When an idea has merit both literally and metaphorically, I tend to be intrigued. That’s certainly true of the title of this piece. Being successful at pretty much anything begins with a good breakfast.
Now, when I say “good,” I don’t mean tasty. I’m not advocating a lifestyle soaked in sugar, massive quantities of carbohydrates, and heavy cream. I’m talking about a breakfast of substance. Something that provides the fuel to carry you through until your next opportunity to ingest necessary calories.
When I was a kid, my family owned a farm. The Old Cider Mill in Glastonbury, Connecticut, was a mainstay of autumn in the region. Folks would motor in from all over New England and New York to revel in the colors of fall foliage, returning home with a gallon or two of fresh squeezed apple cider, and a selection of apples that included more varieties than they thought existed in the world.
That was the public face of the place for most folks. For those of us who worked the farm there was far more to it. We had to plow the fields, plant the crops, and tend them for months as they came up from sprouts to fully mature plants thick with vegetables.
Anyone who has ever set out for a morning of baling hay knows that a donut and a cup of coffee aren’t going to get the job done.

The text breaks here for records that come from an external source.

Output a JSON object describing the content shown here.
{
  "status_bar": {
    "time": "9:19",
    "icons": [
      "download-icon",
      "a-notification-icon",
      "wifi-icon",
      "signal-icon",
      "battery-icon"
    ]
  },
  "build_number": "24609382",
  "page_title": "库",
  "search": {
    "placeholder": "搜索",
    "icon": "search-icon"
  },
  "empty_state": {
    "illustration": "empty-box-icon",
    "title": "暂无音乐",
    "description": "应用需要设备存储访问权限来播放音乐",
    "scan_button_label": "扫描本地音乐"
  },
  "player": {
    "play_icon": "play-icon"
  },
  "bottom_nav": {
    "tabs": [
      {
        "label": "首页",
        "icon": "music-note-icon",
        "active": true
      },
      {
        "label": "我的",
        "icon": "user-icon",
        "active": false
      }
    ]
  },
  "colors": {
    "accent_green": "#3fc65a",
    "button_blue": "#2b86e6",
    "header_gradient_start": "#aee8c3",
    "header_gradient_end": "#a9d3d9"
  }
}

There’s more to baling hay than driving a tractor that’s pulling a bailer behind it. You have to bale the hay, sure. But then you’ll be loading it onto a trailer, hauling it to the barn, and stacking it in a way that would let it dry out without blowing the barn to smithereens. Yes, that can happen.
And all the while we were watching the skies for signs of rain. Because when I was a kid, rain meant moldy hay, which equated to a butt-kicking from the big man.
That’s the literal version of the story. The metaphorical one relates more to the challenge of learning to fly, finding your place in aviation, and becoming truly good at the aeronautical endeavors you pursue.
Almost anyone can fly an airplane. The physical demands are of no great consequence for most of us. The machine was designed to fly, and so it does. As the old saying goes, if you can push it fast enough, a barn door will fly.
In a technical sense, that is entirely true. Now, controllability is another thing entirely. Not an inconsequential thing either, but another thing, nonetheless.
When we endeavor to learn to fly, we’re faced with a series of tasks far longer and more demanding than those I was confronted with back in my hay-baling days. Once we earn our pilot certificate, we’re more or less on our own to become better, more knowledgeable, and more responsible as our flying career continues — or to become a hard-headed jerk who does whatever he or she wants, regardless of the input of others. Especially, and often, in direct contradiction to what the FAA wishes of us.
How we start down this path, you might say, the type of breakfast we tuck into as our journey into aviation begins, matters a great deal with respect to what kind of a pilot we become.
Half of this equation is down to us, individually. The other half is down to the instructors we choose, the educational opportunities we avail ourselves of, and the frequency of those interactions.
While the FAA mandates we engage in a flight review every 24 months, it’s worth remembering that’s a minimum requirement. We can exceed that by a fair margin if we wish. Each and every one of us should, too.
Now, many will proclaim (at least in their own head), “I’m a good, safe pilot. I don’t need to waste money on flight instructors who are still wet behind the ears and just out to build time while they empty my wallet.”
That’s a common thought in our business. Generally, it comes from the pilots who need and would benefit most from the instruction they so vociferously avoid. The irony of that is hard to miss.
Like so many instructors, I’ve flown small, single-engine piston powered airplanes at the side of military pilots and airline pilots. None of them have ever expressed an overabundance of knowledge about flying — even though they’re aware that on the big pilot scale, they’re the best trained, most experienced flyers on the block.
Each and every one of us would do well to step back, distance ourselves from our ego and our emotional self-defense mechanisms, and shift into learning mode now and then.
If you’re one of those who is particularly irked by young, snot-nosed flight instructors who are wet behind the ears and don’t know squat, let me assure you that you’re perfectly entitled to your opinion. But keep in mind, there are plenty of older, more mature, highly experienced CFIs out there who have flown machines you’ll only dream of, launched off on the sort of missions they make movies about, and have more knowledge in their heads and hands than you or I will ever possess.
Seek out those instructors if you’d prefer. But seek out someone. We can all learn from the CFI sitting behind us, or in front of us, or beside us — but only if we are willing to do so.
Like breakfast, you can eat a good healthy meal, or you can grab a Danish and go. The difference may not be evident until later, but the value of your choices will become apparent at some point. For better or worse.